Here’s another way to test the trustworthiness of your advertising sales rep. In this scenario, you don’t reveal your entire campaign budget. Instead you just tell him how much you want to spend on his station… Now here’s the trick. Make sure that the number you give him is actually about 50 to 100% higher than you actually intend to spend with him. If you were planning on spending $5,000 on his station, tell him you want to spend $10,000. Now, see how he reacts. Sales reps on the lower end of the spectrum will lick their chops and tell you that you’re an advertising genius and try to take your money. You might find out, however, that they try to steer you in another direction.

In related news, temperatures in hell are hovering around 33 degrees Fahrenheit.

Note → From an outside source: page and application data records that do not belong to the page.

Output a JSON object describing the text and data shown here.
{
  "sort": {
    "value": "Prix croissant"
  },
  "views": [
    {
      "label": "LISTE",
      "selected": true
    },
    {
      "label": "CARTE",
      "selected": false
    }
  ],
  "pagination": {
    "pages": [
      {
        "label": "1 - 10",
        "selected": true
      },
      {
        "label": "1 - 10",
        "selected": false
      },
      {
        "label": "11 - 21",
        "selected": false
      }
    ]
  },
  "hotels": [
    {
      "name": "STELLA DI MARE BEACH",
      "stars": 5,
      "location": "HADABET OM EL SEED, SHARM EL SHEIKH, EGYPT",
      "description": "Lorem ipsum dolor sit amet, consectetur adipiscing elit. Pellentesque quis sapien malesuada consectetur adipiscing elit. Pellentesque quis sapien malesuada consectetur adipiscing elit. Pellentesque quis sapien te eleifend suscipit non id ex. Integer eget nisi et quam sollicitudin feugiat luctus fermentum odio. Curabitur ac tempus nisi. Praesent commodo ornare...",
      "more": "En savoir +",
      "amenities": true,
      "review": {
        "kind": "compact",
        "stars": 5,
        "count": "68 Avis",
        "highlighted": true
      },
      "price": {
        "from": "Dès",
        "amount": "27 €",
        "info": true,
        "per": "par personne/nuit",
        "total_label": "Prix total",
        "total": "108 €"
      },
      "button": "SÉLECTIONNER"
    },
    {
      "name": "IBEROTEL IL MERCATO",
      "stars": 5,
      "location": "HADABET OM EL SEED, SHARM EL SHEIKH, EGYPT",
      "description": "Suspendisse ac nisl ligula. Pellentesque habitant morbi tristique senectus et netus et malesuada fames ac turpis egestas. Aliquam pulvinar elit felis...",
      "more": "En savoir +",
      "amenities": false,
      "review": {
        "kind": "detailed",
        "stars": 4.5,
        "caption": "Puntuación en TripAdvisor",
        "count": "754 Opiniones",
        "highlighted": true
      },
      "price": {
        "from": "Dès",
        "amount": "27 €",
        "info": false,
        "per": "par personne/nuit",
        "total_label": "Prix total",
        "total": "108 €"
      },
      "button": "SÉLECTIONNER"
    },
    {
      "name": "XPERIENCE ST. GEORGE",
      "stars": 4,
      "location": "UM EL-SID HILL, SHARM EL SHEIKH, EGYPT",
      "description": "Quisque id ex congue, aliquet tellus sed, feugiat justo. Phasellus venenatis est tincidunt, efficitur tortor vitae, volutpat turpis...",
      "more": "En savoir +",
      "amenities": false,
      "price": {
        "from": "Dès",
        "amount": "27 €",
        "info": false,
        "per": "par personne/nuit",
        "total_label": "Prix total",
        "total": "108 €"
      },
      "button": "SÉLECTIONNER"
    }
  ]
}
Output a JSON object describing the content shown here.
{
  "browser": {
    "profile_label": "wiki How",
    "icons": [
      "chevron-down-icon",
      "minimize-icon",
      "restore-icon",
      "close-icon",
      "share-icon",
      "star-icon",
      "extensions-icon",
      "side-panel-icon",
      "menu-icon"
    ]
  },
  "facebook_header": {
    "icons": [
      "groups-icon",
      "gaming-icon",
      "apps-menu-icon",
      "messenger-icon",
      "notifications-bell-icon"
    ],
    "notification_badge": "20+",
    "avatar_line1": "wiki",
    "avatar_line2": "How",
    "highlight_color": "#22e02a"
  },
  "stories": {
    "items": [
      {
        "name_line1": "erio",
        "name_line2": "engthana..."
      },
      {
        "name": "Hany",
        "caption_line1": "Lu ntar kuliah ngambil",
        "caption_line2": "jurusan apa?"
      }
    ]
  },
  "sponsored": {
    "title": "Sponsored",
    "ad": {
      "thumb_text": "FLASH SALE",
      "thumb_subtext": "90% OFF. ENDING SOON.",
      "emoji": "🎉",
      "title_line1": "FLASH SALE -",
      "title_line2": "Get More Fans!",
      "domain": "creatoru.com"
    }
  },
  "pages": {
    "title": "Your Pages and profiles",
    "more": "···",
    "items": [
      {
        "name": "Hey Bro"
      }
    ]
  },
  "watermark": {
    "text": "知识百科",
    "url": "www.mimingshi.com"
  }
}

Sometimes the rep will email over a proposed schedule with $10,000 that is just ridiculous. Too many spots. It’s like the advertising equivalent of buying 6 suits. You just don’t need to do that—it’s overkill, a waste of money. About half the time the sales rep will say, “Hey, that’s just too much money to spend in that short amount of time. You need to either cut your budget, or extend the amount of time that your ads will be running.” That makes you feel more confident in that sales rep, doesn’t it? But what if they don’t say that? Then you know not to trust that person.

Here’s the third thing you can ask the sales rep to find out if their opinion is worthwhile. Ask them about specific competing media. Again, do your homework and form your own opinion about the competing media before you ask. If you’ve concluded that a competitive radio station would be a good fit for your campaign, and the sales rep only has negative things to say about it, that should throw up a red flag. Here’s a sales rep that only has one thing in mind: a new Audi. Steer clear. Ask for a new rep who’s more objective. If the rep. mixes in a few jabs while giving you the positive stuff about the competitor, that’s fine—that’s just protecting the turf. But to pretend like the competitor is a black hole of doom while they’re the answer to your advertising prayers is just plain disingenuous.

There is one more question to ask a sales rep to find out what their opinion is worth. Ask them first, how long they’ve been selling advertising, and second, how long they’ve been with this particular radio station. Generally, the longer someone has been around and the longer they’ve been with the company they’re with now, the more likely they are to be objective. That is a generalization, but maybe it can work for you. If someone hops around from radio station to radio station every six months, that person is more likely to tell you whatever he thinks he needs to get the sale… because he’s probably starving!

The sales reps that are good, the ones who really do have your best interest at heart, can be a very good source of information. They can give you helpful suggestions and steer you in the right path when you DON’T know exactly the best way to proceed. Usually, these kinds of reps will be happy to work with you even if you’re not buying anything for them. They know that if they help you now, that you’ll be likely to buy from them when it is appropriate. That’s how they’ve EARNED their staying power in the industry and at their current job—by treating people the way they want to be treated. Imagine that.

The rest of the jokers, meanwhile, can wear the dunce cap in the corner while you search for solutions yourself.


© 2014 – 2016, Rich Harshaw. All rights reserved.

Leave a Reply